“All that said, Bob, I think this winter, they’re almost kind of painted into a corner,” Brunt went on. “I think they have to spend now, just because it’s kind of turned back on them, and it’s– if you don’t spend flamboyantly, then you’re a bunch of cheap so-and-sos, so I expect them to do something quite– try and do something quite dramatic this winter and make a splash.”
Brunt here is bang on, encapsulating the fucked up moment we’re about to enter this winter. And what really stings is that, while it’s a moment that was partly setup by the club’s failure this season– for a number of reasons, including terrible luck with injury and the progression of young players– it’s also been setup by the choices the team, and especially ownership, made last season with respect to money.
I’ve maintained all along that what Alex Anthopoulos was selling was what appeared to be a way past the must-spend moments that so blew up in the face of his predecessor. Yet now here we are. The luxury Anthopoulos had last year to sit back and not pay the prices required to improve his club no longer exists, and he must find a way to spend big, and spend wisely.

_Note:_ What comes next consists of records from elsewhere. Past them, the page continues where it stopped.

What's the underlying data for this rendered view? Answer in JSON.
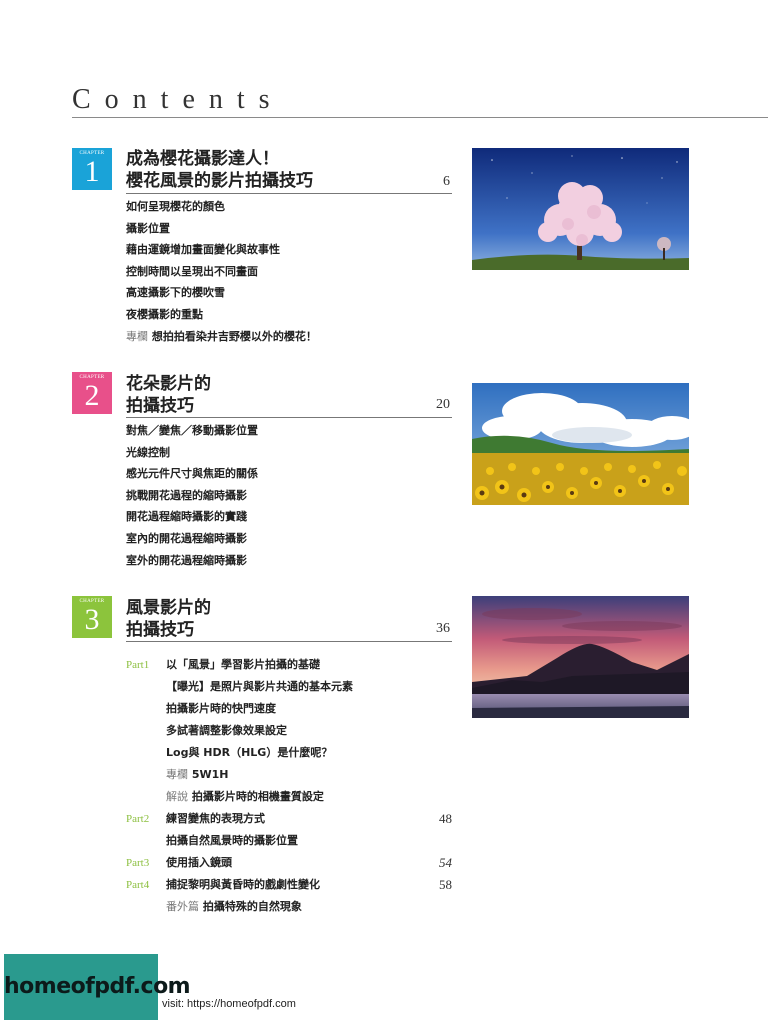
{
  "page": {
    "title": "Contents"
  },
  "chapters": [
    {
      "cap": "CHAPTER",
      "num": "1",
      "color": "#1aa3d8",
      "title_lines": [
        "成為櫻花攝影達人！",
        "櫻花風景的影片拍攝技巧"
      ],
      "page": "6",
      "items": [
        {
          "prefix": "",
          "text": "如何呈現櫻花的顏色"
        },
        {
          "prefix": "",
          "text": "攝影位置"
        },
        {
          "prefix": "",
          "text": "藉由運鏡增加畫面變化與故事性"
        },
        {
          "prefix": "",
          "text": "控制時間以呈現出不同畫面"
        },
        {
          "prefix": "",
          "text": "高速攝影下的櫻吹雪"
        },
        {
          "prefix": "",
          "text": "夜櫻攝影的重點"
        },
        {
          "prefix": "專欄",
          "text": "想拍拍看染井吉野櫻以外的櫻花！"
        }
      ],
      "photo": "cherry-blossom-night-sky-photo"
    },
    {
      "cap": "CHAPTER",
      "num": "2",
      "color": "#e8508a",
      "title_lines": [
        "花朵影片的",
        "拍攝技巧"
      ],
      "page": "20",
      "items": [
        {
          "prefix": "",
          "text": "對焦／變焦／移動攝影位置"
        },
        {
          "prefix": "",
          "text": "光線控制"
        },
        {
          "prefix": "",
          "text": "感光元件尺寸與焦距的關係"
        },
        {
          "prefix": "",
          "text": "挑戰開花過程的縮時攝影"
        },
        {
          "prefix": "",
          "text": "開花過程縮時攝影的實踐"
        },
        {
          "prefix": "",
          "text": "室內的開花過程縮時攝影"
        },
        {
          "prefix": "",
          "text": "室外的開花過程縮時攝影"
        }
      ],
      "photo": "sunflower-field-photo"
    },
    {
      "cap": "CHAPTER",
      "num": "3",
      "color": "#8cc43c",
      "title_lines": [
        "風景影片的",
        "拍攝技巧"
      ],
      "page": "36",
      "rows": [
        {
          "part": "Part1",
          "prefix": "",
          "text": "以「風景」學習影片拍攝的基礎",
          "page": ""
        },
        {
          "part": "",
          "prefix": "",
          "text": "【曝光】是照片與影片共通的基本元素",
          "page": ""
        },
        {
          "part": "",
          "prefix": "",
          "text": "拍攝影片時的快門速度",
          "page": ""
        },
        {
          "part": "",
          "prefix": "",
          "text": "多試著調整影像效果設定",
          "page": ""
        },
        {
          "part": "",
          "prefix": "",
          "text": "Log與 HDR（HLG）是什麼呢？",
          "page": ""
        },
        {
          "part": "",
          "prefix": "專欄",
          "text": "5W1H",
          "page": ""
        },
        {
          "part": "",
          "prefix": "解說",
          "text": "拍攝影片時的相機畫質設定",
          "page": ""
        },
        {
          "part": "Part2",
          "prefix": "",
          "text": "練習變焦的表現方式",
          "page": "48"
        },
        {
          "part": "",
          "prefix": "",
          "text": "拍攝自然風景時的攝影位置",
          "page": ""
        },
        {
          "part": "Part3",
          "prefix": "",
          "text": "使用插入鏡頭",
          "page": "54"
        },
        {
          "part": "Part4",
          "prefix": "",
          "text": "捕捉黎明與黃昏時的戲劇性變化",
          "page": "58"
        },
        {
          "part": "",
          "prefix": "番外篇",
          "text": "拍攝特殊的自然現象",
          "page": ""
        }
      ],
      "photo": "mount-fuji-sunset-photo"
    }
  ],
  "footer": {
    "logo": "homeofpdf.com",
    "visit": "visit: https://homeofpdf.com"
  }
}
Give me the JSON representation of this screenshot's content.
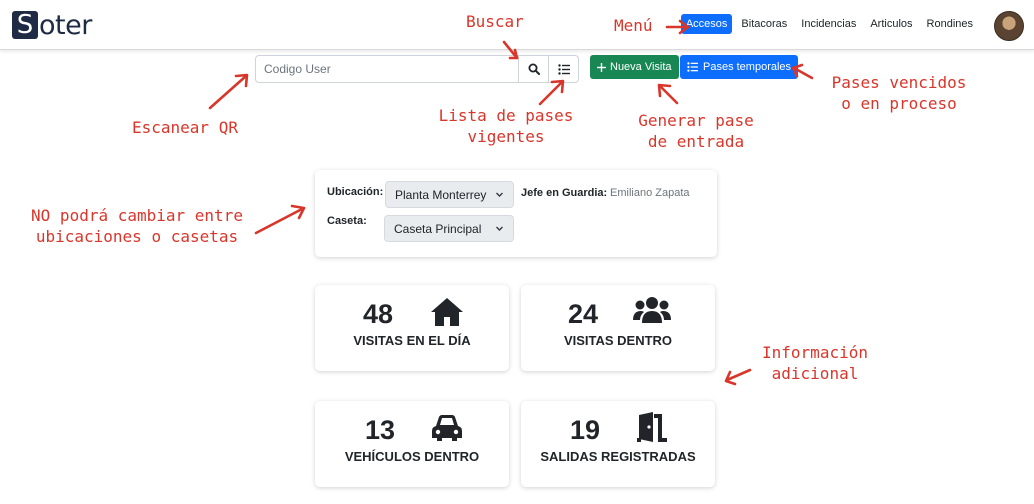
{
  "brand": {
    "initial": "S",
    "rest": "oter"
  },
  "nav": {
    "items": [
      {
        "label": "Accesos",
        "active": true
      },
      {
        "label": "Bitacoras",
        "active": false
      },
      {
        "label": "Incidencias",
        "active": false
      },
      {
        "label": "Articulos",
        "active": false
      },
      {
        "label": "Rondines",
        "active": false
      }
    ]
  },
  "toolbar": {
    "search_placeholder": "Codigo User",
    "new_visit_label": "Nueva Visita",
    "temp_passes_label": "Pases temporales"
  },
  "location": {
    "ubicacion_label": "Ubicación:",
    "ubicacion_value": "Planta Monterrey",
    "jefe_label": "Jefe en Guardia:",
    "jefe_value": "Emiliano Zapata",
    "caseta_label": "Caseta:",
    "caseta_value": "Caseta Principal"
  },
  "stats": [
    {
      "value": "48",
      "label": "VISITAS EN EL DÍA",
      "icon": "house-icon"
    },
    {
      "value": "24",
      "label": "VISITAS DENTRO",
      "icon": "users-icon"
    },
    {
      "value": "13",
      "label": "VEHÍCULOS DENTRO",
      "icon": "car-icon"
    },
    {
      "value": "19",
      "label": "SALIDAS REGISTRADAS",
      "icon": "door-exit-icon"
    }
  ],
  "annotations": {
    "buscar": "Buscar",
    "menu": "Menú",
    "escanear_qr": "Escanear QR",
    "lista_line1": "Lista de pases",
    "lista_line2": "vigentes",
    "generar_line1": "Generar pase",
    "generar_line2": "de entrada",
    "pases_line1": "Pases vencidos",
    "pases_line2": "o en proceso",
    "no_podra_line1": "NO podrá cambiar entre",
    "no_podra_line2": "ubicaciones o casetas",
    "info_line1": "Información",
    "info_line2": "adicional"
  },
  "colors": {
    "primary": "#0d6efd",
    "success": "#198754",
    "annotation": "#d9362b",
    "brand": "#1f2a44"
  }
}
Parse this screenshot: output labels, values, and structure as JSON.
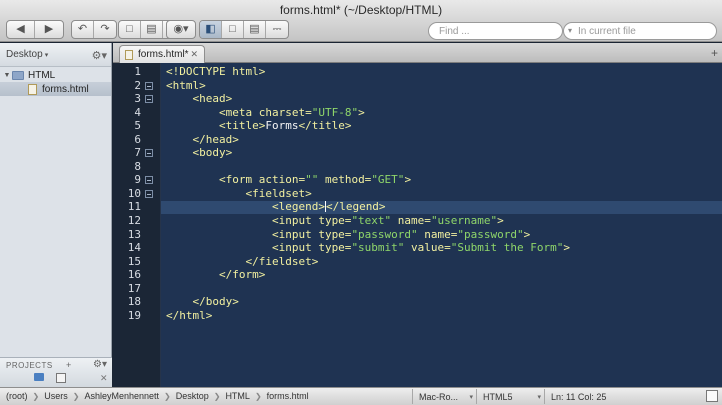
{
  "window": {
    "title": "forms.html* (~/Desktop/HTML)"
  },
  "toolbar": {
    "icons": [
      "back-icon",
      "forward-icon",
      "undo-icon",
      "redo-icon",
      "new-file-icon",
      "open-folder-icon",
      "save-icon",
      "globe-icon",
      "layout-sidebar-icon",
      "layout-single-icon",
      "layout-split-icon",
      "print-icon"
    ]
  },
  "search": {
    "find_placeholder": "Find ...",
    "scope_placeholder": "In current file"
  },
  "sidebar": {
    "location_label": "Desktop",
    "tree": [
      {
        "label": "HTML",
        "type": "folder"
      },
      {
        "label": "forms.html",
        "type": "file"
      }
    ],
    "projects_label": "PROJECTS"
  },
  "tabs": [
    {
      "label": "forms.html*"
    }
  ],
  "editor": {
    "lines": [
      {
        "n": "1",
        "text": "<!DOCTYPE html>"
      },
      {
        "n": "2",
        "text": "<html>"
      },
      {
        "n": "3",
        "text": "    <head>"
      },
      {
        "n": "4",
        "pre": "        <meta charset=",
        "str": "\"UTF-8\"",
        "post": ">"
      },
      {
        "n": "5",
        "pre": "        <title>",
        "plain": "Forms",
        "post": "</title>"
      },
      {
        "n": "6",
        "text": "    </head>"
      },
      {
        "n": "7",
        "text": "    <body>"
      },
      {
        "n": "8",
        "text": ""
      },
      {
        "n": "9",
        "pre": "        <form action=",
        "str": "\"\"",
        "mid": " method=",
        "str2": "\"GET\"",
        "post": ">"
      },
      {
        "n": "10",
        "text": "            <fieldset>"
      },
      {
        "n": "11",
        "pre": "                <legend>",
        "caret": true,
        "post": "</legend>"
      },
      {
        "n": "12",
        "pre": "                <input type=",
        "str": "\"text\"",
        "mid": " name=",
        "str2": "\"username\"",
        "post": ">"
      },
      {
        "n": "13",
        "pre": "                <input type=",
        "str": "\"password\"",
        "mid": " name=",
        "str2": "\"password\"",
        "post": ">"
      },
      {
        "n": "14",
        "pre": "                <input type=",
        "str": "\"submit\"",
        "mid": " value=",
        "str2": "\"Submit the Form\"",
        "post": ">"
      },
      {
        "n": "15",
        "text": "            </fieldset>"
      },
      {
        "n": "16",
        "text": "        </form>"
      },
      {
        "n": "17",
        "text": ""
      },
      {
        "n": "18",
        "text": "    </body>"
      },
      {
        "n": "19",
        "text": "</html>"
      }
    ],
    "fold_lines": [
      "2",
      "3",
      "7",
      "9",
      "10"
    ],
    "current_line": "11"
  },
  "statusbar": {
    "breadcrumbs": [
      "(root)",
      "Users",
      "AshleyMenhennett",
      "Desktop",
      "HTML",
      "forms.html"
    ],
    "encoding": "Mac-Ro...",
    "syntax": "HTML5",
    "position": "Ln: 11 Col: 25"
  },
  "colors": {
    "editor_bg": "#1f3352",
    "gutter_bg": "#1b2636",
    "current_line": "#2f4a70",
    "tag": "#f2f0a0",
    "string": "#8fd66a"
  }
}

Obviously, that’s one hell of a trick to have to pull off.
“You get back to the money thing, number one,” Brunt explains. “The spending will be determined to some degree by who’s on the market and what the market demands. And some of the stories that have come out just in the last little while– Carlos Beltran: the Jays offered him more money and more term and he turned it down. So, guys have got to want to come here, with Toronto as the highest bidder. There are going to be certain kinds of players who are not on the market– not a lot of starting pitchers on the market this year– so that means trades and taking on salary in different ways and acquiring players in different ways, so– look, it’s going to be a very, very significant off-season for this team, I think, and I think that Beeston being extended for however long he’s been extended for, I think both he and Alex Anthopoulos are kind of on the line here. This is their moment to be creative, and the ownership is on the line, because they’re going to have to support them.”
Precisely. It’s going to be a damn interesting winter. It better be.